As members of the U.S. Air Force, we have all heard the standard definition of integrity, “doing the right thing even when no one is looking.” Another way to think of integrity, as the famous humorist Will Rogers said, is to “Live in such a way that you would not be ashamed to sell your parrot to the town gossip.”
Why is it that integrity is our first and most important core value? If you haven’t read the Air Force’s “The Little Blue Book” on our Core Values, it is truly a great place to start learning more about them. Integrity is broken down into eight moral traits:
Courage: This is the “do the right thing even when no one is looking” part. Have the guts to always do the right thing, even if it holds a degree of fear to do so. Sometimes the truth isn’t easy; however, it is still the truth.
Honesty: A person of integrity doesn’t cut corners, period. My old boss, retired General Peter Pace explains it this way: “Your integrity is sacrosanct. It is who you are. Never let anyone step on your integrity – that’s absolutely where you must stand solid.”
Responsibility: Acknowledge the duties which have been assigned to you, and carry them out to the best of your abilities, no matter how small the task may seem. Albert Einstein said, “Whoever is careless with the truth in small matters cannot be trusted with important matters.”
Accountability: Don’t shift blame to others when it is your responsibility. When you make a mistake, own your mistake. Conversely, don’t take credit for things that are the work of others. Make sure your Airmen shine before you do, always. When your boss asks you if that F-22 is ready to fly, if those performance reports were processed on time or if those routers were configured and are ready to accept network traffic, he or she needs to be able to take you at your word.
Justice: Similar actions must see similar rewards or punishments. If you’re in a position of command or to recommend judicial or non-judicial punishment to a commander, do your best to ensure that similar offenses receive similar punishment.
Openness: As a leader, you must encourage a free flow of information in both directions of the chain of command. Make sure you take the commander’s vision and translate it into mission accomplishment. At the same time, make sure your people are comfortable coming to you when they need help with personal or professional issues.
Self-Respect: The Little Blue Book says “A person of integrity does not behave in ways that would bring discredit upon himself or the organization to which he belongs.” This applies 24 hours a day, in or out of uniform. For example, a DUI received off-base still brings discredit upon you and the Air Force.
Humility: A person of integrity is humble. We need to be humble about the fact that we are leaders; regardless of the number of stripes on your sleeve, or what metal rank you wear on your collar, you are a leader. Be humble about the fact that we all lead America’s sons and daughters. Just think about the kind of leader you’d want to have leading your own child, and be that person.
In my opinion, without integrity, the other two core values lose significance. If people don’t believe your word, then how do they know that you’re truly putting service before self?

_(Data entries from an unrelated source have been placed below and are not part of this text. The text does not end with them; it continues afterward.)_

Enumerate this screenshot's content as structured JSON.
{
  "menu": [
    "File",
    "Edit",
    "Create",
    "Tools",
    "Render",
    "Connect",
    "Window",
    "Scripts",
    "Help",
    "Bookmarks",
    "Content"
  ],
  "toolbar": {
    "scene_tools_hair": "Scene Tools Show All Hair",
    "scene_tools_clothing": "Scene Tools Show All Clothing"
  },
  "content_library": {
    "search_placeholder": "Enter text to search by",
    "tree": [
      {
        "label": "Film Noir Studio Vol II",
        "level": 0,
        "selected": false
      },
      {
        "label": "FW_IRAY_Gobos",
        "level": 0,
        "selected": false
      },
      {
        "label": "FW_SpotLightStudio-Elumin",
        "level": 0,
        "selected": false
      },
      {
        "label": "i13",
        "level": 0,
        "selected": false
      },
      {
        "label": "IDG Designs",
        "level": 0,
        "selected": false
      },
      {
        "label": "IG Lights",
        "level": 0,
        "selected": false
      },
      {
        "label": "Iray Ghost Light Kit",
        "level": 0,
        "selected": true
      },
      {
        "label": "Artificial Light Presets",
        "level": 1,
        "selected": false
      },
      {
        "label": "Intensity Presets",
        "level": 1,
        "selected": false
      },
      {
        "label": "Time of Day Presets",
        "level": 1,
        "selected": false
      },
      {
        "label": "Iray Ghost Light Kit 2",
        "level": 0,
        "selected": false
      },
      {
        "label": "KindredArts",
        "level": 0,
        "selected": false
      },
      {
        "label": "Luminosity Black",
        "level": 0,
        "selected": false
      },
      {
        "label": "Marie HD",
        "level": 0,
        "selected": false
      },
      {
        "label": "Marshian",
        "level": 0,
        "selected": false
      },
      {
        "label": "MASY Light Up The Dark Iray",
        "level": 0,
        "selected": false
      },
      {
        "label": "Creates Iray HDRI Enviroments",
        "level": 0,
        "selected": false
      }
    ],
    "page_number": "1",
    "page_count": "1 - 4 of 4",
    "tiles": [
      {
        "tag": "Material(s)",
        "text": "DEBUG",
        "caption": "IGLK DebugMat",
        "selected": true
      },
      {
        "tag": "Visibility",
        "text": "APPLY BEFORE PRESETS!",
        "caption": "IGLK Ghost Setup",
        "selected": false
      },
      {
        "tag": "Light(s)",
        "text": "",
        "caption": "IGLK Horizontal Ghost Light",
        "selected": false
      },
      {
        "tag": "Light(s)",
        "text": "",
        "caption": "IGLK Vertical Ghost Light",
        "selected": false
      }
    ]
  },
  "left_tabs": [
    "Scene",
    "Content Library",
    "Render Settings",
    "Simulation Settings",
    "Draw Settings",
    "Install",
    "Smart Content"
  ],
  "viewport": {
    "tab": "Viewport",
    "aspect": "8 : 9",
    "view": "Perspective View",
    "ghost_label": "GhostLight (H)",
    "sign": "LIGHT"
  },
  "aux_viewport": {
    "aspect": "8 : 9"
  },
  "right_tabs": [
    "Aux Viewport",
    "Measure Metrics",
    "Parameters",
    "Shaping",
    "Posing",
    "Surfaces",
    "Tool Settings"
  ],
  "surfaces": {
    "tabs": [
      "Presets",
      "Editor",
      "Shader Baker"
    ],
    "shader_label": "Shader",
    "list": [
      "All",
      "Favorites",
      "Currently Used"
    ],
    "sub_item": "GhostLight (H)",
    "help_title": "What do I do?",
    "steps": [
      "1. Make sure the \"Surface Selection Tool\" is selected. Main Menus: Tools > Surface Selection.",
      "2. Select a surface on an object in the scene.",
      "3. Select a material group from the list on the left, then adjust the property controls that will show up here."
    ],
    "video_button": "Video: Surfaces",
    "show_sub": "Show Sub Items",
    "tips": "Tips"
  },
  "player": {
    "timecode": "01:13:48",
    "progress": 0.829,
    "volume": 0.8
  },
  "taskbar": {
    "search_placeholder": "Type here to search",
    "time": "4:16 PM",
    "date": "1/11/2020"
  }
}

How do they know you don’t have an ulterior motive for doing what you do? If your people don’t trust you to do what is right, how can they know that you give 100 percent effort in providing “excellence in all you do?”
When making a decision about whether or not you should do something, it might help to ask yourself this: If your choice was printed on the front page of the newspaper tomorrow, would you be okay about it? How will you feel about yourself tomorrow after the decision is made? An additional consideration I make is whether I can go home to my wife and kids, look them in the eye, and proudly say what I did today. Would my wife or kids ever be ashamed of my choices?
I recently spoke with Staff Sgt. Myranda Hinguanzo from the 1st Operations Support Squadron Flight Records office, Langley Air Force Base, Va., to get her perspective on integrity.
“I’ve learned that someone is always watching,” she said. “From the chief in my unit who from time to time requires my expertise, to the newly assigned airman sitting across the room from me, to my 3-year-old son who mimics everything I do and say.
“I want to set the example for those watching so that it naturally becomes a part of who they are and what they stand for as well,” she continued.
If at some point you’ve set poor examples for subordinates, you may have lost your integrity in the eyes of your Airmen, and they will lose confidence in your ability to lead them in any and all ways.
To turn this situation around, assess what you did wrong and learn from your mistakes. Learning mistakes means not repeating them. Let’s say you’ve been arriving to work late on a regular basis. You may realize it’s time to change your ways and apologize to your Airmen.
Your Airmen can and should accept your apology; however, if you begin to arrive late again, obviously the lesson hasn’t yet been learned, and it will be even harder to regain their respect.
All three of our core values are vital to our Air Force being the best air, space and cyberspace force in the world; however, without first dedicating ourselves to living a life of integrity, on or off-duty, we cannot truly place service before ourselves, nor can we display excellence in all we do.